Return the lines below that contain "JSON".
# # # #
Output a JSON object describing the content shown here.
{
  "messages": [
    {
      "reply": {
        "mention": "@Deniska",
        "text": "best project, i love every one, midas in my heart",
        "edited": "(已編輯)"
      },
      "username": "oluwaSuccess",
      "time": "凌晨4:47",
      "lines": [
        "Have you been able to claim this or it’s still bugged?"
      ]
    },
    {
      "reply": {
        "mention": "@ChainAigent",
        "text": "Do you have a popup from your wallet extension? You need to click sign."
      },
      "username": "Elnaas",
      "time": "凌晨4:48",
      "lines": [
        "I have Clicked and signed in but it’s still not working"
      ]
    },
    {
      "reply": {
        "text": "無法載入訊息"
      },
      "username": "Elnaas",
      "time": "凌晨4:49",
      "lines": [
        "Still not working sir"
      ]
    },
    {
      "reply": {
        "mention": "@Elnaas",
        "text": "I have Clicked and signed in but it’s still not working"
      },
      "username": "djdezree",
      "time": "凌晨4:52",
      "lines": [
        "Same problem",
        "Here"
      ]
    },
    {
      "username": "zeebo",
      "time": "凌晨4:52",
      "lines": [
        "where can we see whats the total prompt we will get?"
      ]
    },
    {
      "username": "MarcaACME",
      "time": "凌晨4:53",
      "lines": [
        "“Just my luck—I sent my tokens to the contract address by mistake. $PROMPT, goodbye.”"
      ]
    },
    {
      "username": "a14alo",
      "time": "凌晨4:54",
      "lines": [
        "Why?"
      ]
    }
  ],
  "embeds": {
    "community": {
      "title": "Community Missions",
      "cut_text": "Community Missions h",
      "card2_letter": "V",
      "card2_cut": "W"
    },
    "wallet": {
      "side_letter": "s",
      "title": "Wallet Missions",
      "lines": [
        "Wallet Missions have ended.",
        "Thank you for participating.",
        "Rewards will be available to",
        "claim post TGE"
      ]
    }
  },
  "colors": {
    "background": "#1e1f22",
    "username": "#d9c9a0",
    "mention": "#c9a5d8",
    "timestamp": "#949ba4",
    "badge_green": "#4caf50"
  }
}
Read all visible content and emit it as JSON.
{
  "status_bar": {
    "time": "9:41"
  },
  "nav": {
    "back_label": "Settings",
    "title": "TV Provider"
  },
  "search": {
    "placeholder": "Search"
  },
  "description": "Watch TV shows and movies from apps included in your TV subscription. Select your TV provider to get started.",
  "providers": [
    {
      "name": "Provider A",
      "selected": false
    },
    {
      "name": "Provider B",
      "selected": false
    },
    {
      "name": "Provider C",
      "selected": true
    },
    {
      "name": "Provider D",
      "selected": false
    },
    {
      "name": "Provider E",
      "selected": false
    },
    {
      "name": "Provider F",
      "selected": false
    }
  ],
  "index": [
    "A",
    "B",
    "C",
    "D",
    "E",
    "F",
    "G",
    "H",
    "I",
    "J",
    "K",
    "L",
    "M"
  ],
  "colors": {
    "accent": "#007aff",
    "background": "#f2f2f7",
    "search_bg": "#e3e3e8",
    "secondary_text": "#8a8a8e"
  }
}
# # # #
• **Answer to this task**:
Output a JSON object describing the content shown here.
Read all visible content and emit it as JSON.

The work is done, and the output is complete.